Thesis subject

Strengthen the livelihoods of the most vulnerable in rural communities

Participatory research and gender in the face of Climate Change and other Political priorities.

Political agendas show changes of priority topics. In the 80-ties it was Biodiversity, climate change overtook this topic in the first decennium of this century and currently much attention is given to integration of smallholder farmers into value chains and markets. We explored the importance of climate change. Politicians worry about climate disasters and what it means for the national economy and political stability, but where climate change is really felt is at the level of livelihoods. Particularly poor and vulnerable households are the ones that will suffer consequences most severely, because they live in most affected areas and have less coping capacity. We argued that there is a need to go beyond the effects on humans as merely individuals and perceive climate change in its interactive social dimensions. In 2010 we wrote a paper in which we especially focus on how gender studies and participatory research can contribute. This leads us to discuss the need of understanding the local/community dynamics. Looking into its social differentiation, existing social networks and processes of social inclusion and exclusion is key for this. We argue how the recognition of intersecting social dimensions helps us understanding gradations of vulnerability. This all follows new insights in gender studies that seeks to better address diversity.
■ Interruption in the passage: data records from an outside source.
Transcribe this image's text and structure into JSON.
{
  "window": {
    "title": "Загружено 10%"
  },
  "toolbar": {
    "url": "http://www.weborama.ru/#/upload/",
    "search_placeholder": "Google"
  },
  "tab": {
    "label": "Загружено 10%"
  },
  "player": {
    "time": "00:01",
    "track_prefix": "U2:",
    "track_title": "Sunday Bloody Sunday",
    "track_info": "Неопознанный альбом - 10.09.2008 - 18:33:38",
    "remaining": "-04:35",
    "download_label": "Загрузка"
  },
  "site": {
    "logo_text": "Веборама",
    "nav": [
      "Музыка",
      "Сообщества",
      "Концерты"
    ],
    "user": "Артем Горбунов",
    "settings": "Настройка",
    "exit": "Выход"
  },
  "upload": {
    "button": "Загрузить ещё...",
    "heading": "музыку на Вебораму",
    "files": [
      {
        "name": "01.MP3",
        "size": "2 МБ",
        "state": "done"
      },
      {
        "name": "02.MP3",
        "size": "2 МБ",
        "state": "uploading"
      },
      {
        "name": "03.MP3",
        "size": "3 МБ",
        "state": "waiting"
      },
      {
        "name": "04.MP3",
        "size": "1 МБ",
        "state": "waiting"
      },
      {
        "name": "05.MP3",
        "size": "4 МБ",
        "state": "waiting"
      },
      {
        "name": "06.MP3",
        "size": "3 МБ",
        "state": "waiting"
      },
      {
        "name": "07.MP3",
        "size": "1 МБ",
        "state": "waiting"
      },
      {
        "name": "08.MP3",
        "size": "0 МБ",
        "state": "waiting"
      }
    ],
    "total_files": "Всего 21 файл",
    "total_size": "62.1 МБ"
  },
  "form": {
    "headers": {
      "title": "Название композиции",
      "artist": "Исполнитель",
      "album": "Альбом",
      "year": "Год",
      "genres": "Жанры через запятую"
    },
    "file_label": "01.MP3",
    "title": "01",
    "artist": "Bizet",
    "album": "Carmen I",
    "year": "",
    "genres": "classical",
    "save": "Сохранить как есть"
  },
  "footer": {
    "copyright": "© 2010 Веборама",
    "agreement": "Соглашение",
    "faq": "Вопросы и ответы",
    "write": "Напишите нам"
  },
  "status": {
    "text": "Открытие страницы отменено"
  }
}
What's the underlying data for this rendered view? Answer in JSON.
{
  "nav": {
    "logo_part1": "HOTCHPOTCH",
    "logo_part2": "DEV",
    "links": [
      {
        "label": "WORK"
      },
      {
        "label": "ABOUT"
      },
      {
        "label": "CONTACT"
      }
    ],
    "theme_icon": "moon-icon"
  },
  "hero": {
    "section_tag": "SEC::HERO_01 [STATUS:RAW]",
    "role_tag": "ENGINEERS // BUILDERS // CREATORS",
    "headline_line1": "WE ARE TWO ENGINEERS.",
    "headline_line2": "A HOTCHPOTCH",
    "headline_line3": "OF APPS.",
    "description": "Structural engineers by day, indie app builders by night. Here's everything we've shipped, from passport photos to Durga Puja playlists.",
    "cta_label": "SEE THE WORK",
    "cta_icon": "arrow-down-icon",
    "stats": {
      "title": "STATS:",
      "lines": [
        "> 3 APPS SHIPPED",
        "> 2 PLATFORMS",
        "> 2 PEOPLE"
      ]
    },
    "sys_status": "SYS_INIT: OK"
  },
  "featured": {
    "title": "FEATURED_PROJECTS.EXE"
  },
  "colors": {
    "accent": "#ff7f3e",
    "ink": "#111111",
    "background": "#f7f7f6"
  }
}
Now, six years later, there is the need to update this discussion by looking in the most recent literature. What publications have emerged that use the same or  related concepts, are there empirical cases that can be used as examples to support our arguments, have other related concepts emerged, and in what other gender-fields/themes, apart from climate change are these concepts now applied.